Th 9/16 Film: In America—Reading Quiz
T 9/21 Film: In America / How Can We Interpret and Understand the Past?: F. Fitzgerald, “America Revised” (587-95)
Th 9/23 Stephen Hawking, “Our Picture of the Universe” (572-82)
T 9/28 Italo Calvino, “All at One Point” (583-87) / Workshop 2-A [Workshop 2]
Th 9/30 How Does Family Heritage Affect Who We Are?: Barry Lopez, “Searching for Ancestors” (489-97) / Workshop 3-C / Workshop 2-B Revision 2
T 10/5 Pauli Murray, “The Inheritance of Values” (497-503) / Workshop 2-C [Workshop 2]
Th 10/7 Writing Well: Sentence Revision (SF 134-50) Revision 2 [Workshop 2]
T 10/12 Fall Break—No Classes
Th 10/14 Ethics: What Principles Do—and Should—Govern Our Personal Lives? (223-33) Revision 2
T 10/19 What Governs Ethical Behavior?: Jeffrey Wattles, “The Golden Rule” (234-40)—Reading Quiz
Th 10/21 Peter Singer, “The Singer Solution to World Poverty” (248-55)

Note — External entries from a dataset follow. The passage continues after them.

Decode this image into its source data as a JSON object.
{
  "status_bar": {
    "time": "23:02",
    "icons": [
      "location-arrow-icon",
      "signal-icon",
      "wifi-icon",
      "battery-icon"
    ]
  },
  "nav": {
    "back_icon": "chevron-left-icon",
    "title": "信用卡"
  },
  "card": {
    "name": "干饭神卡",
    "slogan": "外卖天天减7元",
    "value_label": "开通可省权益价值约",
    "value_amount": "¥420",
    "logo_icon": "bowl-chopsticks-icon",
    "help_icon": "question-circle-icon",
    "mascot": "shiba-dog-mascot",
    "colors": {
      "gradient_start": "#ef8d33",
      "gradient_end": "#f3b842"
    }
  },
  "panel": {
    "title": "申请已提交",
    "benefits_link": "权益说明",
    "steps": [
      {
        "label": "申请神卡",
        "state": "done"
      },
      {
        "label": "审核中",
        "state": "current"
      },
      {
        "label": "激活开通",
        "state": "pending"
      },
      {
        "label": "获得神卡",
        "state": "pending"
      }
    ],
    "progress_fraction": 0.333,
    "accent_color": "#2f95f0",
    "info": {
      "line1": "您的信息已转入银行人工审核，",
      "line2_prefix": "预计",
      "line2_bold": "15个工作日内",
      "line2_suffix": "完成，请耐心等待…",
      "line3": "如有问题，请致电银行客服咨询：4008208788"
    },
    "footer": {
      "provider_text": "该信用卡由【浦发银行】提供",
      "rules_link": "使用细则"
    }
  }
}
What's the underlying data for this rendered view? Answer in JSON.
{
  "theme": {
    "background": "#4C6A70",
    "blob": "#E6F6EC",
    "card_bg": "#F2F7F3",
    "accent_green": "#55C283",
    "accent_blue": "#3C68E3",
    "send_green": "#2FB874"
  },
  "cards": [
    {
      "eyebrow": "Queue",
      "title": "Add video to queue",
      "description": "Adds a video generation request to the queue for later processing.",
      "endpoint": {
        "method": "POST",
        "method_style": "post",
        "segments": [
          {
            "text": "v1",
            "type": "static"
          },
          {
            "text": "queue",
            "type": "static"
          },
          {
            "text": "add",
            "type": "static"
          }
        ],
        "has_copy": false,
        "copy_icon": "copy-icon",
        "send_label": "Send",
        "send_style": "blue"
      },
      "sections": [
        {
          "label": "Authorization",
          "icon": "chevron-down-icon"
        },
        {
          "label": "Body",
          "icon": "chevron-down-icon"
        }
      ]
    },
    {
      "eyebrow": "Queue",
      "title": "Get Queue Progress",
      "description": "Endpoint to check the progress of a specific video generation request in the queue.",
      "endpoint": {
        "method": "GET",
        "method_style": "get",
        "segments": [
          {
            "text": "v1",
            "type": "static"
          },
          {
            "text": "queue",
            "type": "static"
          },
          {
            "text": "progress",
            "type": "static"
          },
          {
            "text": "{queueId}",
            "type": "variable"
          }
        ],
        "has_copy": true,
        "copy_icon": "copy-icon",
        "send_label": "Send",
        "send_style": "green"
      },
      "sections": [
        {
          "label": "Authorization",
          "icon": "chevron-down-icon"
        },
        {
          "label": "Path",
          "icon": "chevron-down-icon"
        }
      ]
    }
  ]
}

T 10/26 What Are Some Operative Principles of Work and Play?: Howard Gardner, “Good Work, Well Done: A Psychological Study” (256-64) / Workshop 3-A [Workshop 3]
Th 10/28 Barbara Ehrenreich, “Serving in Florida” (264-73) Revision 3
T 11/2 How Can We Meet the Challenge of Creativity?: Jacob Bronowski, “The Reach of Imagination” (306-14); Linda Hogan, “Hearing Voices” (314-18) / Workshop 3-B [Workshop 3]
Th 11/4 Writing Well: Sentence Grammar (SF 151-82) / Workshop 3-C Revision 3 [Workshop 3]
T 11/9 Predictions: What Will the Future Be Like? (604-14) Revision 3
Th 11/11 How Can We Think about Gender Roles in the Future?: Robert S. Weiss, “Marriage as Partnership” (633-46)—Reading Quiz
T 11/16 Will War and Terrorism Shape the Future?: William James, “The Moral Equivalent of War” (e-reserve)
Th 11/18 Margaret Mead, “Warfare Is Only and Invention—Not a Biological Necessity” (654-60) / Workshop 4-A [Workshop 4]
T 11/23 Czeslaw Milosz, “American Ignorance of War” (661-65) / Workshop 4-B Revision 4 [Workshop 4]
Th 11/25 Thanksgiving Break—No Classes
T 11/30 Will a New Utopia Be Possible in the 21st Century?: Kofi Annan, “The United Nations in the 21st Century” (698-704) / Workshop 4-C Revision 4 [Workshop 4]
Th 12/2 Karen Armstrong, “Does God Have a Future?” (704-16)—Reading Quiz Revision 4
Th 12/14 Final Exam 7:00-10:00 p.m.